One thing is for sure, I was interested in you because of your name. The Fighter. The Academy Awards are a very special occasion. Every person that contributes to the cinematic excellence of a film is recognized. Do you ever wonder why there is never an Oscar for a film’s title? The more I watch the Oscars, the more I reflect on why there is such little, if any, recognition for something as small as the titles of films. I say small, but the title is a huge element of a film’s success. Aside from the previews, commercials, advertisements, and word of mouth promotions, is it not the title of a film that persuades you to watch it?

On one hand you have The Fighter; on the other hand you have Martin Scorsese’s Raging Bull. Both films have stories that revolve around what happens in the center of the ring. More importantly, both films have titles that awake the inner fighter in us all.

We are all fighters. If there is something we want, we should stop at nothing to get it. The problem is, at times we are too lazy to fight over what we take for granted: love. It is impossible to describe how strong love really is. To feel its strength is like taking a knockout punch; not to the head, but to the heart. This is a film that gracefully showcases the bitterness of not receiving love in return, and the greatness of achieving success when there is love in the air.

From beginning to end, there is a steady, but disruptive flow from one side of the spectrum to the other. In the agony of Micky’s defeats, you demonstrated how the power of love carried him from a disheartening part of his life, to the very best. For that, you produced a flawless display of character development. The most important aspect of this cinematic element of film is the chemistry between the characters. So often one comes across films where the lead actors and supporting actors will display their craft and shine. While admiring their work is to be expected, you cannot ignore the even smaller supporting roles and characters.

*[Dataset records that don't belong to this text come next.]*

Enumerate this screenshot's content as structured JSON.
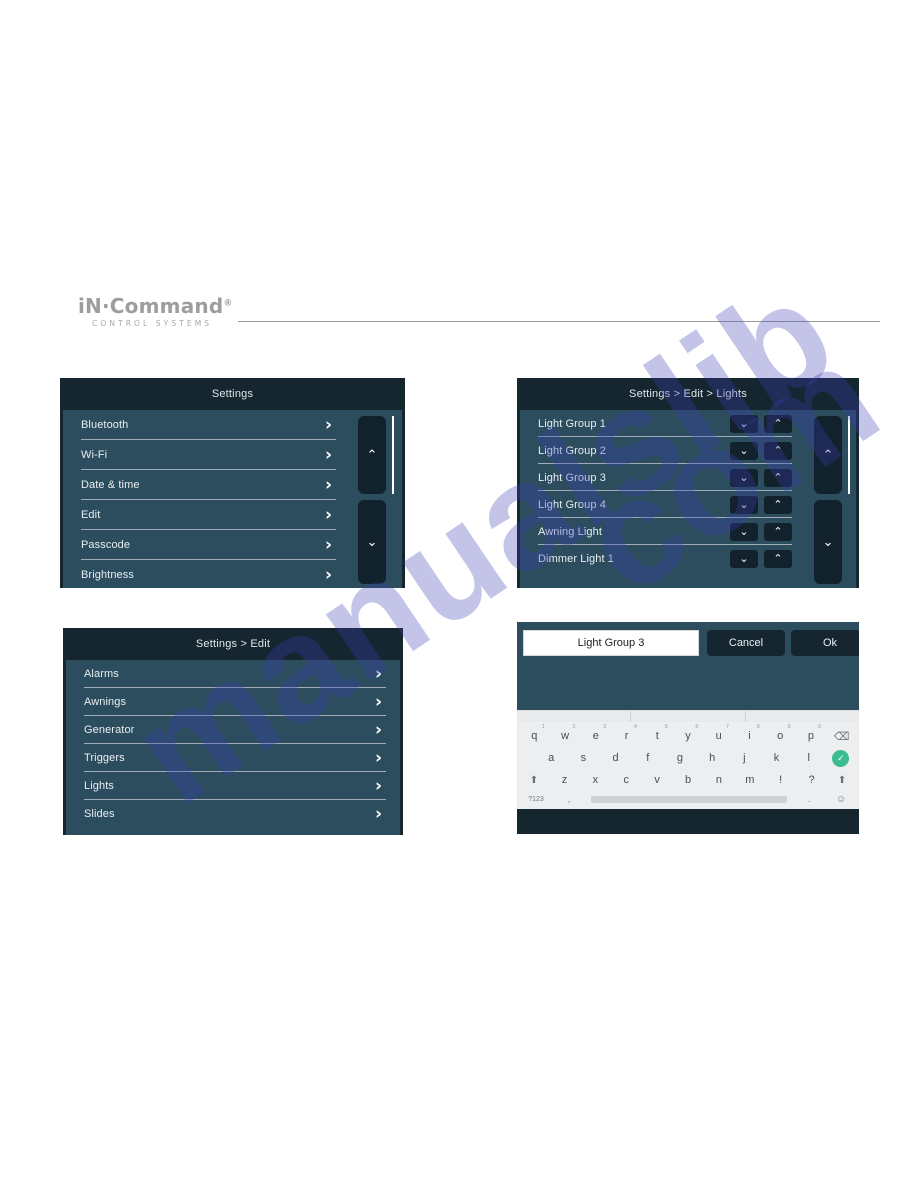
{
  "brand": {
    "logo_main": "iN·Command",
    "logo_registered": "®",
    "logo_sub": "CONTROL SYSTEMS"
  },
  "watermark": {
    "text_a": "manualslib",
    "text_b": "com"
  },
  "panels": {
    "settings": {
      "title": "Settings",
      "items": [
        {
          "label": "Bluetooth",
          "chevron": "chevron-right-icon"
        },
        {
          "label": "Wi-Fi",
          "chevron": "chevron-right-icon"
        },
        {
          "label": "Date & time",
          "chevron": "chevron-right-icon"
        },
        {
          "label": "Edit",
          "chevron": "chevron-right-icon"
        },
        {
          "label": "Passcode",
          "chevron": "chevron-right-icon"
        },
        {
          "label": "Brightness",
          "chevron": "chevron-right-icon"
        }
      ],
      "scroll_up": "⌃",
      "scroll_down": "⌄"
    },
    "lights": {
      "title": "Settings > Edit > Lights",
      "items": [
        {
          "label": "Light Group 1"
        },
        {
          "label": "Light Group 2"
        },
        {
          "label": "Light Group 3"
        },
        {
          "label": "Light Group 4"
        },
        {
          "label": "Awning Light"
        },
        {
          "label": "Dimmer Light 1"
        }
      ],
      "move_down": "⌄",
      "move_up": "⌃",
      "scroll_up": "⌃",
      "scroll_down": "⌄"
    },
    "edit": {
      "title": "Settings > Edit",
      "items": [
        {
          "label": "Alarms",
          "chevron": "chevron-right-icon"
        },
        {
          "label": "Awnings",
          "chevron": "chevron-right-icon"
        },
        {
          "label": "Generator",
          "chevron": "chevron-right-icon"
        },
        {
          "label": "Triggers",
          "chevron": "chevron-right-icon"
        },
        {
          "label": "Lights",
          "chevron": "chevron-right-icon"
        },
        {
          "label": "Slides",
          "chevron": "chevron-right-icon"
        }
      ]
    },
    "rename": {
      "input_value": "Light Group 3",
      "input_placeholder": "",
      "cancel_label": "Cancel",
      "ok_label": "Ok",
      "keyboard": {
        "row1": [
          {
            "key": "q",
            "sup": "1"
          },
          {
            "key": "w",
            "sup": "2"
          },
          {
            "key": "e",
            "sup": "3"
          },
          {
            "key": "r",
            "sup": "4"
          },
          {
            "key": "t",
            "sup": "5"
          },
          {
            "key": "y",
            "sup": "6"
          },
          {
            "key": "u",
            "sup": "7"
          },
          {
            "key": "i",
            "sup": "8"
          },
          {
            "key": "o",
            "sup": "9"
          },
          {
            "key": "p",
            "sup": "0"
          }
        ],
        "backspace": "⌫",
        "row2": [
          "a",
          "s",
          "d",
          "f",
          "g",
          "h",
          "j",
          "k",
          "l"
        ],
        "enter": "✓",
        "row3": [
          "z",
          "x",
          "c",
          "v",
          "b",
          "n",
          "m",
          "!",
          "?"
        ],
        "shift_left": "⬆",
        "shift_right": "⬆",
        "num_key": "?123",
        "comma": ",",
        "period": ".",
        "emoji": "☺",
        "space": ""
      }
    }
  }
}
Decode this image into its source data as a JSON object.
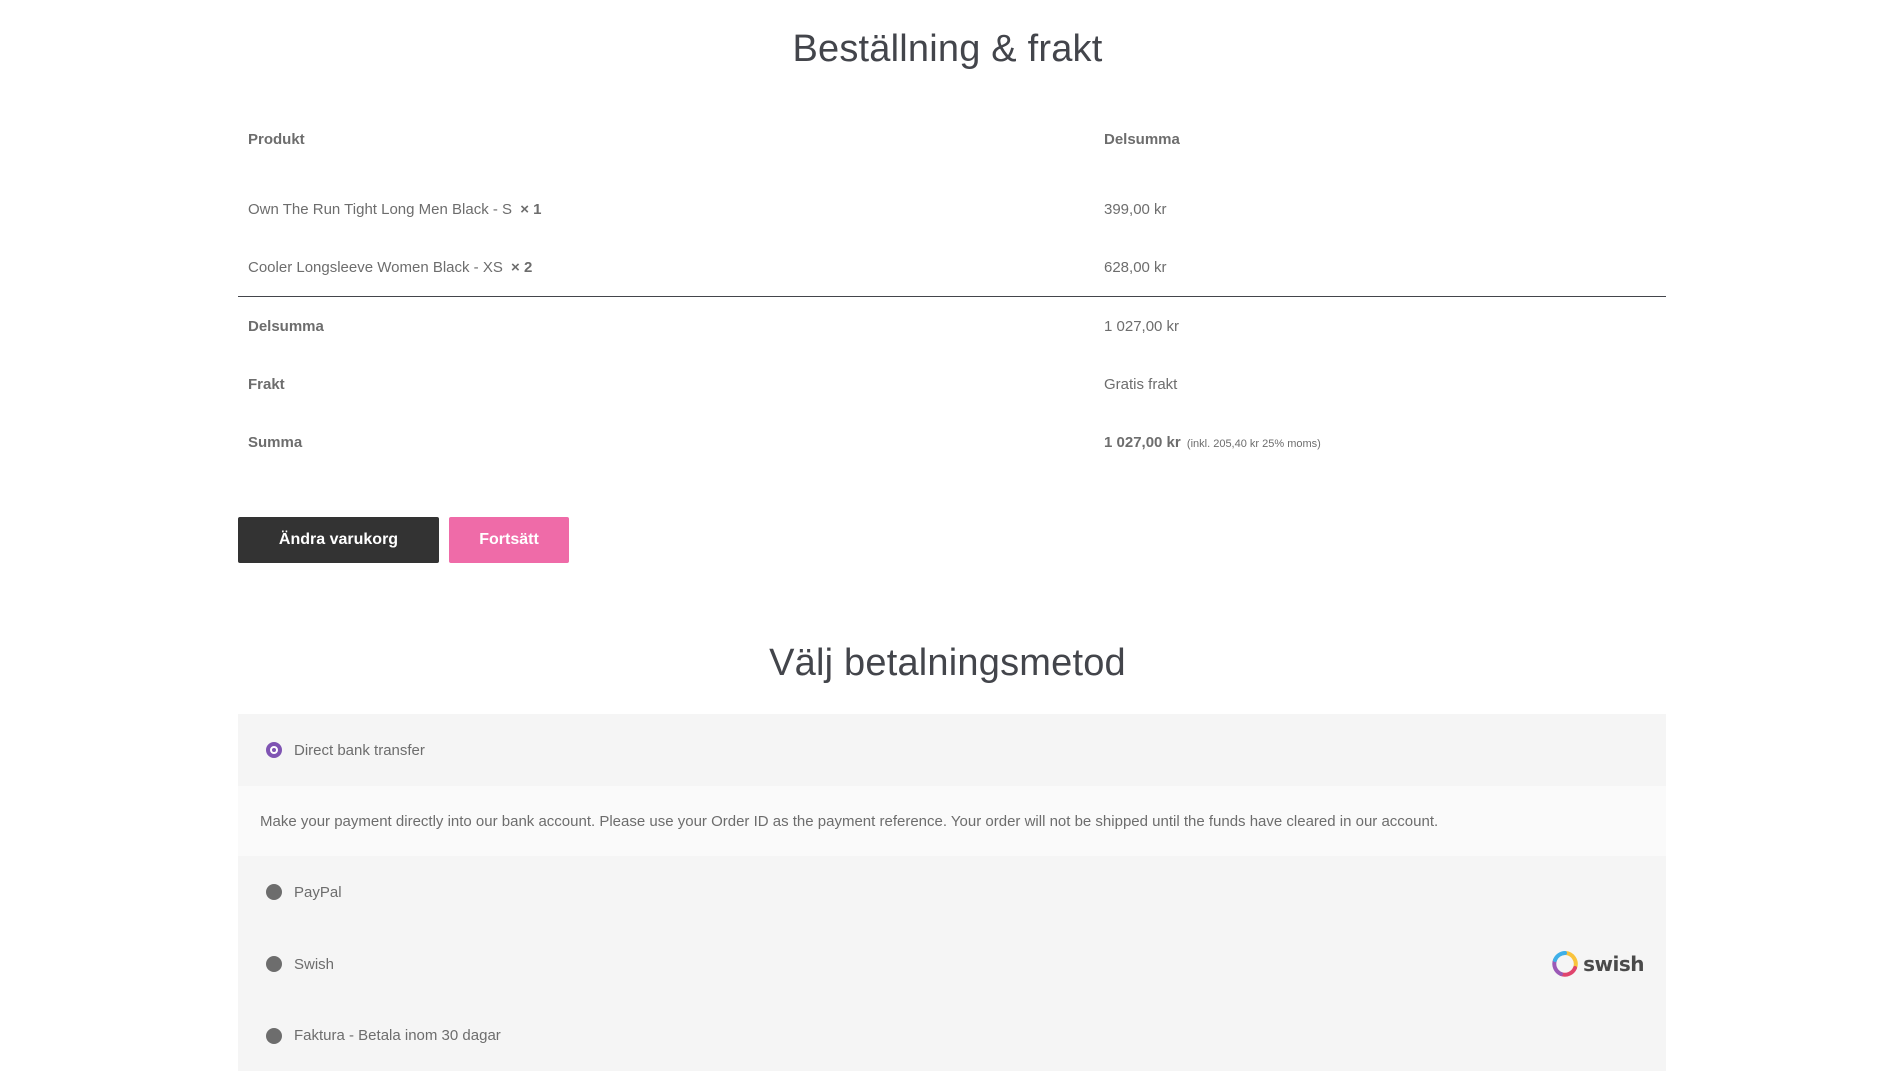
{
  "order_section": {
    "title": "Beställning & frakt",
    "columns": {
      "product": "Produkt",
      "subtotal": "Delsumma"
    },
    "items": [
      {
        "name": "Own The Run Tight Long Men Black - S",
        "qty": "× 1",
        "subtotal": "399,00 kr"
      },
      {
        "name": "Cooler Longsleeve Women Black - XS",
        "qty": "× 2",
        "subtotal": "628,00 kr"
      }
    ],
    "totals": {
      "subtotal_label": "Delsumma",
      "subtotal_value": "1 027,00 kr",
      "shipping_label": "Frakt",
      "shipping_value": "Gratis frakt",
      "total_label": "Summa",
      "total_value": "1 027,00 kr",
      "total_tax_note": "(inkl. 205,40 kr 25% moms)"
    }
  },
  "buttons": {
    "edit_cart": "Ändra varukorg",
    "continue": "Fortsätt"
  },
  "payment_section": {
    "title": "Välj betalningsmetod",
    "methods": [
      {
        "label": "Direct bank transfer",
        "selected": true
      },
      {
        "label": "PayPal",
        "selected": false
      },
      {
        "label": "Swish",
        "selected": false,
        "logo_text": "swish"
      },
      {
        "label": "Faktura - Betala inom 30 dagar",
        "selected": false
      }
    ],
    "bank_transfer_description": "Make your payment directly into our bank account. Please use your Order ID as the payment reference. Your order will not be shipped until the funds have cleared in our account."
  },
  "colors": {
    "dark_button": "#333333",
    "pink_button": "#ef6ba8",
    "radio_selected": "#7f54b3",
    "payment_bg": "#f5f5f5"
  }
}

The dialogue between them is just part of what gives life to the film itself. In this film, each character has something to do with the struggles and achievements of Micky. For him, that means that he is fighting for much more than just personal glory, but for a family, town, and everything that makes up his life.

What I found to be most appealing was your emphasis on the importance of commitment. Early on, there was enough pain and frustration going on in Micky’s life that he could have taken the easy way out and quit boxing. What made the situation even worse is that his family, especially Dicky, was not as committed to his success as he thought. This is where your marvelous execution of character development shined. More importantly, you finished the championship fight standing in the middle of the ring. There are films that conclude with questions that were never answered. However, the chemistry of your characters, effortless flow, and a captivating story met my expectations.

With great awe and admiration,

Raul Marin